Here's that press release:
NORTON CHALLENGES BENNET TO STAND UP AGAINST JOB-KILLING ENERGY RULES
(CENTENNIAL) -- A day after the Obama Administration unveiled new, draconian reforms to Federal onshore oil and gas leasing, Senate candidate Jane Norton questioned whether adding layers of red tape to responsible energy development was a prudent step in America's economic recovery.
"Natural gas development in Colorado provides tens-of-thousands of jobs while boosting our economy to the tune of billions of dollars," commented Norton. "We should expect our elected officials to know the vital role of responsible energy development in this state, and I would hope Senator Michael Bennet would voice concern when the Federal government adds unnecessary hurdles that will cost jobs and seriously harm hardworking Coloradans."

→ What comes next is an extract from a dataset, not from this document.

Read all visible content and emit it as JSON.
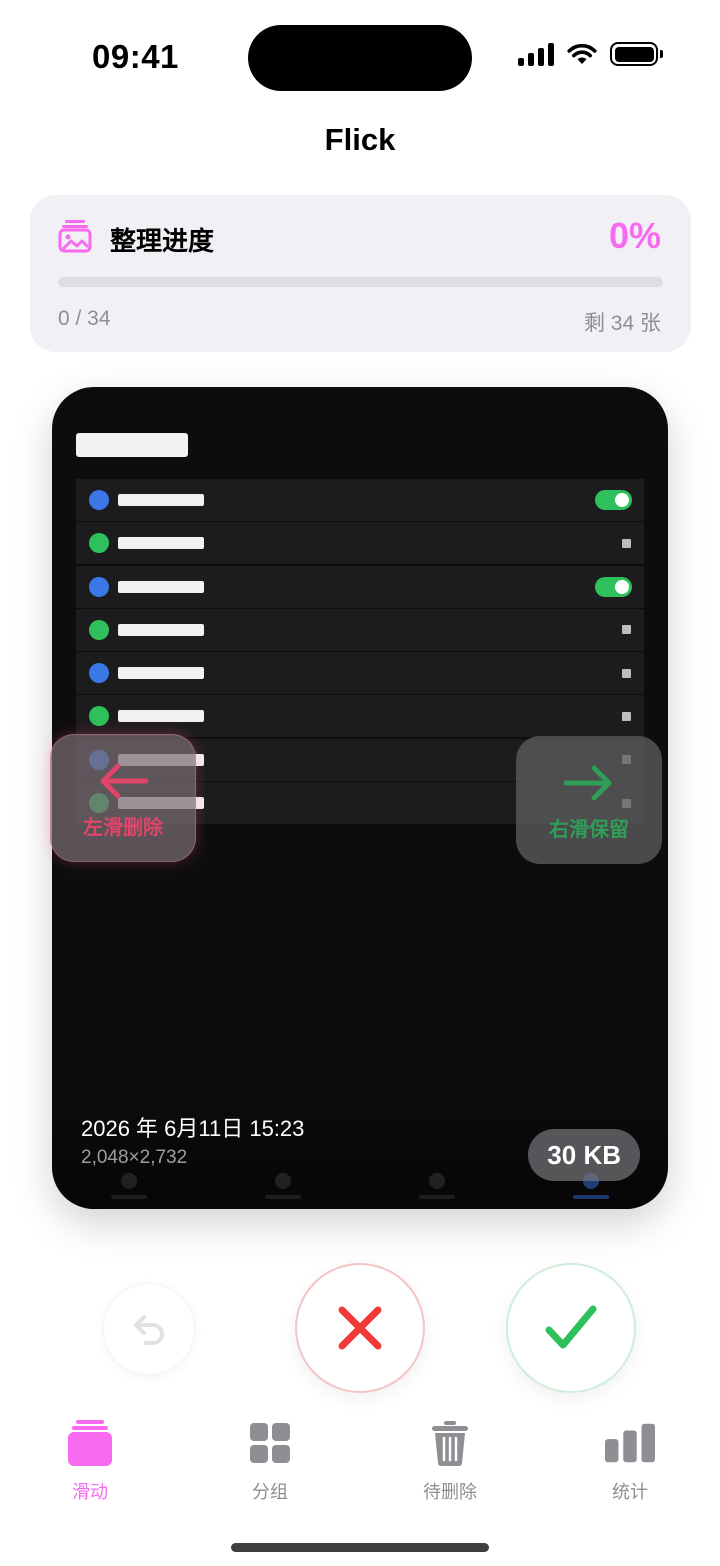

The new policies, which would further delay the development of Colorado's abundant reserves of clean-burning natural gas, would completely overhaul the current market-based system in which government land managers determine which areas are appropriate to lease. The Obama Administration's proposed changes would take development projects out of the hands of engineers and geologists and elevate the whims of bureaucrats over technical and economic merit.
"Less than a month ago, Senator Bennet sent a letter praising the Obama Administration's obstructionist philosophy on oil and gas leasing," continued Norton. "His sanction of the Obama Administration's job-killing policies is an affront to the thousands of men and women who support their families by discovering, producing, and delivering natural gas to our homes. Colorado deserves a Senator who's not afraid to stand up against President Obama and other Washington powerbrokers to defend the livelihoods of energy workers in this state."